----- Provided entries -----

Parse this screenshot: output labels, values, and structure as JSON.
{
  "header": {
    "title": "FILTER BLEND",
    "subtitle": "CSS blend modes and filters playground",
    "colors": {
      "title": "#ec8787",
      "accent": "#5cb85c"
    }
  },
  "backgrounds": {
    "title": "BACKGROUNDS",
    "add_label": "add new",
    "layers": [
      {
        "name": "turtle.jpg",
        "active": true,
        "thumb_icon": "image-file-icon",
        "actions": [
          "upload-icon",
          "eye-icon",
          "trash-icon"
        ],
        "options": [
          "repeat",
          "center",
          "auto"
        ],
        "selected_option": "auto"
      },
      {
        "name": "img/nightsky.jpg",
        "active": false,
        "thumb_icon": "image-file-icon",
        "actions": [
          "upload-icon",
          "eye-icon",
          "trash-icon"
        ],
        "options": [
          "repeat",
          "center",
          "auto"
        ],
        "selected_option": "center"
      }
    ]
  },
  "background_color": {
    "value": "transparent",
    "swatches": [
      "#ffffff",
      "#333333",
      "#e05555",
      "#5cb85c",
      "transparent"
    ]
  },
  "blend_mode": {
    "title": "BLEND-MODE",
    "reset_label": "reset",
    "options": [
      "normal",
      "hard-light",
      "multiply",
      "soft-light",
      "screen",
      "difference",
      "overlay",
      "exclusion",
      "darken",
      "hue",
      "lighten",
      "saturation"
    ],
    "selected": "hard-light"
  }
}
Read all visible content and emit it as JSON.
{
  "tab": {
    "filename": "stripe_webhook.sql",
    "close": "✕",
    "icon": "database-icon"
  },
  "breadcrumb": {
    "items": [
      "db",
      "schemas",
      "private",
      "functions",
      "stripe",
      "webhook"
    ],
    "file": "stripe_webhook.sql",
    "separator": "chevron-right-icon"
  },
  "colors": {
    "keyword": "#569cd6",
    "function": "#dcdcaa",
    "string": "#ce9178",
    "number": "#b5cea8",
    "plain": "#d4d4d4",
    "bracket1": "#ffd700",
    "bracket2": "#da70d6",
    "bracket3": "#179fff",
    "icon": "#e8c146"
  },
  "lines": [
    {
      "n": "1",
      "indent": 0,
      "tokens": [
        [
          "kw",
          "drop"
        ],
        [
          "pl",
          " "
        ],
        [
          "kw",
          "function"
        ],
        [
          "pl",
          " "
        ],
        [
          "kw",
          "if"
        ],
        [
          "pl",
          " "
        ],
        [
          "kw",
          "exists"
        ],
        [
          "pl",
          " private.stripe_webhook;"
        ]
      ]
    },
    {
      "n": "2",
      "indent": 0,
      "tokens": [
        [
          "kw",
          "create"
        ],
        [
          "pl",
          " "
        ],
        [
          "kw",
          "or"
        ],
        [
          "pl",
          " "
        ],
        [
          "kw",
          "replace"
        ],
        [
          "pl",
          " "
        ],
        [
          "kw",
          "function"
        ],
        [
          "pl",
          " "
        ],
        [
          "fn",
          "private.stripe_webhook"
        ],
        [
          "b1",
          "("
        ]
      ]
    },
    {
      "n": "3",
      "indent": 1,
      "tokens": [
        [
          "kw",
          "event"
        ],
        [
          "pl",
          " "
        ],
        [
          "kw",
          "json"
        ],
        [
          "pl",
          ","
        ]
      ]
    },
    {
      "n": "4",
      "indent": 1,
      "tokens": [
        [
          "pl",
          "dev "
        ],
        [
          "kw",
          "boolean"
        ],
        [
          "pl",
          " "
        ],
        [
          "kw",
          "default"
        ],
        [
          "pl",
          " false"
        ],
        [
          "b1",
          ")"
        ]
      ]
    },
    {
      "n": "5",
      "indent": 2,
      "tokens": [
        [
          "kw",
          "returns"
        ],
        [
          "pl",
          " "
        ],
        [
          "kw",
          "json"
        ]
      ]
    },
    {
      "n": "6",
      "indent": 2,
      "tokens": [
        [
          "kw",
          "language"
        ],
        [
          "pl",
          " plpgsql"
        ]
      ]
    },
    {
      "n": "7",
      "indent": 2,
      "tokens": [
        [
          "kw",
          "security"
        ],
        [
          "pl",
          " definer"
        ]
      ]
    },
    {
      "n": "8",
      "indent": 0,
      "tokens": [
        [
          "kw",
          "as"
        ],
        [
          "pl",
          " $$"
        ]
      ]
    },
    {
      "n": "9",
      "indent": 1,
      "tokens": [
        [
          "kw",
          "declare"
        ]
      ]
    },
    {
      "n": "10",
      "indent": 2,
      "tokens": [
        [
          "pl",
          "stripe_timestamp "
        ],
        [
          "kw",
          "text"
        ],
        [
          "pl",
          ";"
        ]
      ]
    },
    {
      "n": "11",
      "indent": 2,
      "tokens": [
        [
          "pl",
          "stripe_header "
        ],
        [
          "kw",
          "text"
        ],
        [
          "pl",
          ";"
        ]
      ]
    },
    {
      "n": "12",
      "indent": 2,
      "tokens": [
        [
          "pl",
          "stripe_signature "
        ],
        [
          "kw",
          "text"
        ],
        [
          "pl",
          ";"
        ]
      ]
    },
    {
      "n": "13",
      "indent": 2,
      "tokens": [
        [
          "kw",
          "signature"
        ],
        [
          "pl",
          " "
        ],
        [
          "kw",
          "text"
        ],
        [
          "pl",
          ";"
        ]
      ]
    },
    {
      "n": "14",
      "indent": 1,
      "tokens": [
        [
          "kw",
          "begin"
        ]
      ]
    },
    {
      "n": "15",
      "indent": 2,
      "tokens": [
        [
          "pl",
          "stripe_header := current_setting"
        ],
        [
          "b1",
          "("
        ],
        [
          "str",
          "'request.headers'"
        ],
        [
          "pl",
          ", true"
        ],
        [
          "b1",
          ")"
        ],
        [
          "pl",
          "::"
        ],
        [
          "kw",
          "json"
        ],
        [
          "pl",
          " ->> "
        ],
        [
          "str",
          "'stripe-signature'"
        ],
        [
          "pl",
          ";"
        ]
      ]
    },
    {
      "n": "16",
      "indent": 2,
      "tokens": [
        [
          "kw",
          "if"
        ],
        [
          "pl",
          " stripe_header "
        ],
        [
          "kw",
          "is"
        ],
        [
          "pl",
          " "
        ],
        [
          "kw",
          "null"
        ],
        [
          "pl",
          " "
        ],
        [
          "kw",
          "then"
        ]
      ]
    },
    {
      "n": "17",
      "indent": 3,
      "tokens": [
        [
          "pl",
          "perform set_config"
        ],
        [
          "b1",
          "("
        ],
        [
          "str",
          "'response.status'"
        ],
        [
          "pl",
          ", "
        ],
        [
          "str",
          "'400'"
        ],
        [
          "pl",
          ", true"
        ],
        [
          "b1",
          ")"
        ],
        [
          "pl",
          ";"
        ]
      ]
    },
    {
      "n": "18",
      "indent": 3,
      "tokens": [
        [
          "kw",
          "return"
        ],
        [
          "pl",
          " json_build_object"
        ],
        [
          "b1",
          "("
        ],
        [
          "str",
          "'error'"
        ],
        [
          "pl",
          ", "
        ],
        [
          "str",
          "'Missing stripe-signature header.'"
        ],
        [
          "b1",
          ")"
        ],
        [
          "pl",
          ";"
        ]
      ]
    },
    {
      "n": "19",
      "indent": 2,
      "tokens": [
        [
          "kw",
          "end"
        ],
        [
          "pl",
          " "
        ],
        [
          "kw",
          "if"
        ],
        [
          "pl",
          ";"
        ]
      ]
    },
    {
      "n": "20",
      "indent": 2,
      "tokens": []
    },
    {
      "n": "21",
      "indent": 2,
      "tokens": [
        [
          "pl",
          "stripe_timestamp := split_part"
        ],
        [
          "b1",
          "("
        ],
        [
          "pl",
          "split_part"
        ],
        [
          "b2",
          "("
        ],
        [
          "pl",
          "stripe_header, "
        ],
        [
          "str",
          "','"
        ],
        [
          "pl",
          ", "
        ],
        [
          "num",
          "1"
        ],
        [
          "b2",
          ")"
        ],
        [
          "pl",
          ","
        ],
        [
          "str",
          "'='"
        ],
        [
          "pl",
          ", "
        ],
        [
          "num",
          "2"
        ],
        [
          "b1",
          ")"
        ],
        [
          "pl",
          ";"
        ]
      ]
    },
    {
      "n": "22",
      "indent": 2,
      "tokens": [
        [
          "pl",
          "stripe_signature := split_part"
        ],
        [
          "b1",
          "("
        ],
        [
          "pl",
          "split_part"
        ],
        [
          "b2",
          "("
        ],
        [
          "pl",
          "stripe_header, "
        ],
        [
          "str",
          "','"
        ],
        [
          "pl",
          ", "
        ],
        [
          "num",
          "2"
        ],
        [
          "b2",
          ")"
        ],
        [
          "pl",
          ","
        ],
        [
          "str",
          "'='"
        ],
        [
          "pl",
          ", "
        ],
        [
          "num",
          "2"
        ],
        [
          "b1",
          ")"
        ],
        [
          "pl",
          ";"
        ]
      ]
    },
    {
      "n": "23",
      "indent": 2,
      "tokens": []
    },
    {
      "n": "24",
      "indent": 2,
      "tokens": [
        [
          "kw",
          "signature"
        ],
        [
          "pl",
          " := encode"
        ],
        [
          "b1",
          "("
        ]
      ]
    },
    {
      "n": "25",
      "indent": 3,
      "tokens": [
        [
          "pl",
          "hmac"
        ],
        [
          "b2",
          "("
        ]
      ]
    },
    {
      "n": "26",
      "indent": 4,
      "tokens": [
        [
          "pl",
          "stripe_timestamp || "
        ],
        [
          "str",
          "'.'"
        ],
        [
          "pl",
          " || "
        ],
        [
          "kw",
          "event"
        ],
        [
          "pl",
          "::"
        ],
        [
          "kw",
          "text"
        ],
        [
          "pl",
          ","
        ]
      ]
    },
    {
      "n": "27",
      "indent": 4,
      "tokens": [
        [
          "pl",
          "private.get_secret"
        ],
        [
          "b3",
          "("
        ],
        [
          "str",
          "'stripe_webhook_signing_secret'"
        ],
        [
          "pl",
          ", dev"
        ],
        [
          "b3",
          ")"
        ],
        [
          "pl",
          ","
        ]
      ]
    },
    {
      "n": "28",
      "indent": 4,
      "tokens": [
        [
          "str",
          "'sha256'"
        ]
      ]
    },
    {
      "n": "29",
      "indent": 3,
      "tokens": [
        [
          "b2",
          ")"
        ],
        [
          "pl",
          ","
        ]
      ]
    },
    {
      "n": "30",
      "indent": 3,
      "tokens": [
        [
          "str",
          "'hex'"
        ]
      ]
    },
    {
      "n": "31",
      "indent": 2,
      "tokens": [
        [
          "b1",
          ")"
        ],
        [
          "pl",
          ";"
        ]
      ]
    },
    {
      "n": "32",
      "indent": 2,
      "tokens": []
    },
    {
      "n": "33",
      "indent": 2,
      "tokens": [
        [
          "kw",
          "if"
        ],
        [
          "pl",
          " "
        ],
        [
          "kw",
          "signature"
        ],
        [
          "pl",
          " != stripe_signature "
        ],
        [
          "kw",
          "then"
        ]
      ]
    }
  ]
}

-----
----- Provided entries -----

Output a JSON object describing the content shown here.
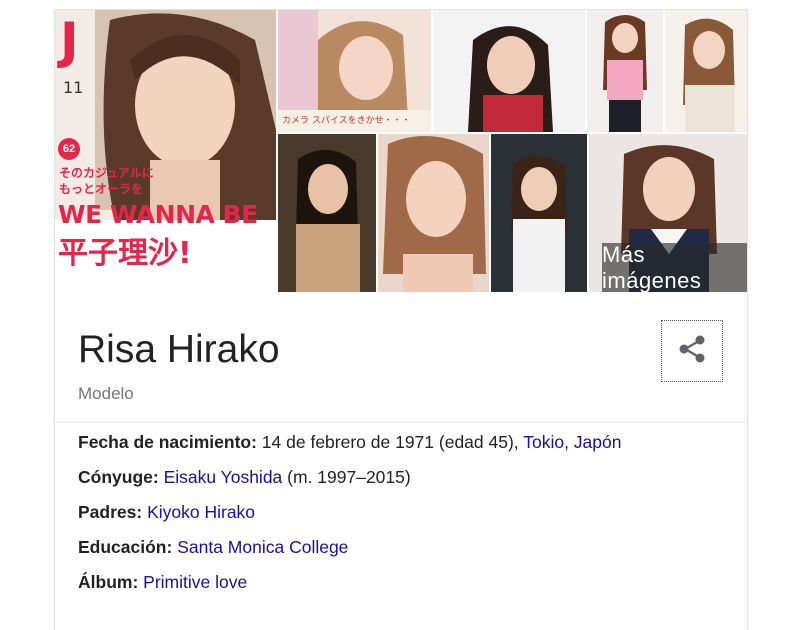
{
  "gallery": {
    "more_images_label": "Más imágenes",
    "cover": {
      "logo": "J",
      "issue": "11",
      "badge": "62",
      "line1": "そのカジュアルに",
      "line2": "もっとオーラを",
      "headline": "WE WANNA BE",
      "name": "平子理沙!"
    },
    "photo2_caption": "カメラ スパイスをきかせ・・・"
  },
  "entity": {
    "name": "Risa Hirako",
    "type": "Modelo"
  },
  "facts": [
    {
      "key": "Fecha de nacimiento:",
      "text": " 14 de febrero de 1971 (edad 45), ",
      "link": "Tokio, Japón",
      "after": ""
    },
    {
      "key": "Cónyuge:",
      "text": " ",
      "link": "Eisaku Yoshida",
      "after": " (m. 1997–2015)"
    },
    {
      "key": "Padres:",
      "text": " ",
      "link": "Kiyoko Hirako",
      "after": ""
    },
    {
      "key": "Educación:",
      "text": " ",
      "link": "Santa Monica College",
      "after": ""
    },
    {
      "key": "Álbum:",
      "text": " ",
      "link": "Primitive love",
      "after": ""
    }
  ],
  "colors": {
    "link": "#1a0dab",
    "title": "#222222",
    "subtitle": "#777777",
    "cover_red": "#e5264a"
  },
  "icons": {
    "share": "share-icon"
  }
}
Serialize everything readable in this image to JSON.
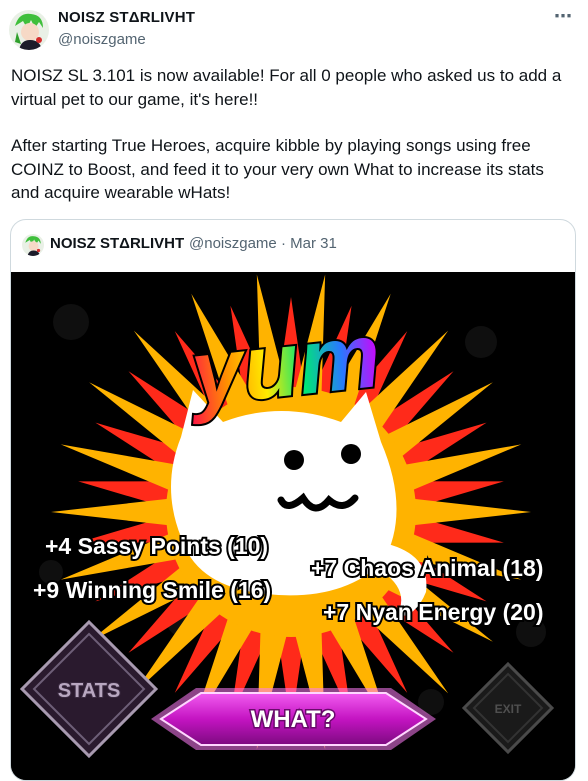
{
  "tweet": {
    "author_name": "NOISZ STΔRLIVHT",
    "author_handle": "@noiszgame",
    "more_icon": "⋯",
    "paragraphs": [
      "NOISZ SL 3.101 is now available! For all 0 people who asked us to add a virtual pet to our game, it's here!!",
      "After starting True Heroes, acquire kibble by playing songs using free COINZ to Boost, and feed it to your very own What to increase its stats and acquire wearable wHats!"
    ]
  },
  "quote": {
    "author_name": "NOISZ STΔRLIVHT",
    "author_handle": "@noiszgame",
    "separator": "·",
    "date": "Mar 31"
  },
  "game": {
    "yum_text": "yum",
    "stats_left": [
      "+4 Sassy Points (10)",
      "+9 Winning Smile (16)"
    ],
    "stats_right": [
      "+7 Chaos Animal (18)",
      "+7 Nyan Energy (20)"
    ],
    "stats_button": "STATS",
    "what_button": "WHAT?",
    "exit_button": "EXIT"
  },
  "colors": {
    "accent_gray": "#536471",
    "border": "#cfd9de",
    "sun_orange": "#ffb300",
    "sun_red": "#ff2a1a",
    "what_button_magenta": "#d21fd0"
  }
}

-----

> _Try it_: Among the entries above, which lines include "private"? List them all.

> _Solution to this exercise_:
      "private",
          " private.stripe_webhook;"
          "private.stripe_webhook"
          "private.get_secret"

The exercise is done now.